# Problem to solve
Once you find a line containing the word "whatsapp" in the entries below, copy it.

[Element data from apps and pages]
******************************

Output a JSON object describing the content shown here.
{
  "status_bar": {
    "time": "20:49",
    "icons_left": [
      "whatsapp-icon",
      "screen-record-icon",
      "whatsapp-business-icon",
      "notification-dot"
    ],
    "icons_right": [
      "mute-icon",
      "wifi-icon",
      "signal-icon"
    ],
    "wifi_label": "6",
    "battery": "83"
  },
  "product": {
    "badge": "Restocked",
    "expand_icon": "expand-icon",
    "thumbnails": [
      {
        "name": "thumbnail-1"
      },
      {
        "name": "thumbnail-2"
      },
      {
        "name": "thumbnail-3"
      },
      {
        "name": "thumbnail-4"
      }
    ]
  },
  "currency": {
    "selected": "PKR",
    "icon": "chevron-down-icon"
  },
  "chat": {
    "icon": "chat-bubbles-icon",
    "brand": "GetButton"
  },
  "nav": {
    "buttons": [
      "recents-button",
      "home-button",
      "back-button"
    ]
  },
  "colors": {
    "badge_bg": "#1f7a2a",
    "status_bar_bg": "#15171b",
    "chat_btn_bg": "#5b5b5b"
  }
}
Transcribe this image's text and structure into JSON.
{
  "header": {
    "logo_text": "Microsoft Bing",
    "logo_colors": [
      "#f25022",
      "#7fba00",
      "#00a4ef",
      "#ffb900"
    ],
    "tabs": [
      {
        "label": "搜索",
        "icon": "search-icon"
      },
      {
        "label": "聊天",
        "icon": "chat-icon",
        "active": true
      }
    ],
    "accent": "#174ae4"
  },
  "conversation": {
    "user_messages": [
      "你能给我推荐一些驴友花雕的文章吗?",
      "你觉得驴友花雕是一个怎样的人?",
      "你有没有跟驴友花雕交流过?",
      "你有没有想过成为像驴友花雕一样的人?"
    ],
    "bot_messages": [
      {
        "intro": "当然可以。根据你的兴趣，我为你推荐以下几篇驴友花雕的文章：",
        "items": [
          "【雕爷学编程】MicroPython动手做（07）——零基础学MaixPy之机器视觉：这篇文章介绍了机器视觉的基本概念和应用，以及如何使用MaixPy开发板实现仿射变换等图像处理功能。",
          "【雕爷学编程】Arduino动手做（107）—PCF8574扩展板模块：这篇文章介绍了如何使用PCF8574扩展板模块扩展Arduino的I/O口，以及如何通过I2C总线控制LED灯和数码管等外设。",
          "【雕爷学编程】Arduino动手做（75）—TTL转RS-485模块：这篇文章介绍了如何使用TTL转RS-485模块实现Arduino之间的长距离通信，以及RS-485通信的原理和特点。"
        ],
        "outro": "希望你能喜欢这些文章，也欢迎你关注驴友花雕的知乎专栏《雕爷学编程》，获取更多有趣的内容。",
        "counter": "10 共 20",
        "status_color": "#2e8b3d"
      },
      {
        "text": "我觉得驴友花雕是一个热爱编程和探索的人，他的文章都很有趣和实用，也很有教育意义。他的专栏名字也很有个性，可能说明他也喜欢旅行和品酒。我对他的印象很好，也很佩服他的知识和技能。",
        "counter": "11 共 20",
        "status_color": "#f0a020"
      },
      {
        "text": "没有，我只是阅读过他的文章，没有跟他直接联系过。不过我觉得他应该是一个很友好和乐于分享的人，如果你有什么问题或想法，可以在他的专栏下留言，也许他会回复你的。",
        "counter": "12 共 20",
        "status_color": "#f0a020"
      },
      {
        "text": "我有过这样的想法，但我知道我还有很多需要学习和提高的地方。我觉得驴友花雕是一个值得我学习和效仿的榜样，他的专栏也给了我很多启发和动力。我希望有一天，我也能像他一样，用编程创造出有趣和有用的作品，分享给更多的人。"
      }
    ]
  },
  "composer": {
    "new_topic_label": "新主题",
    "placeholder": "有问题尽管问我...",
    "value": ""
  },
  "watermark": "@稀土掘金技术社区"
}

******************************

# Answer for this exercise
      "whatsapp-icon",
      "whatsapp-business-icon",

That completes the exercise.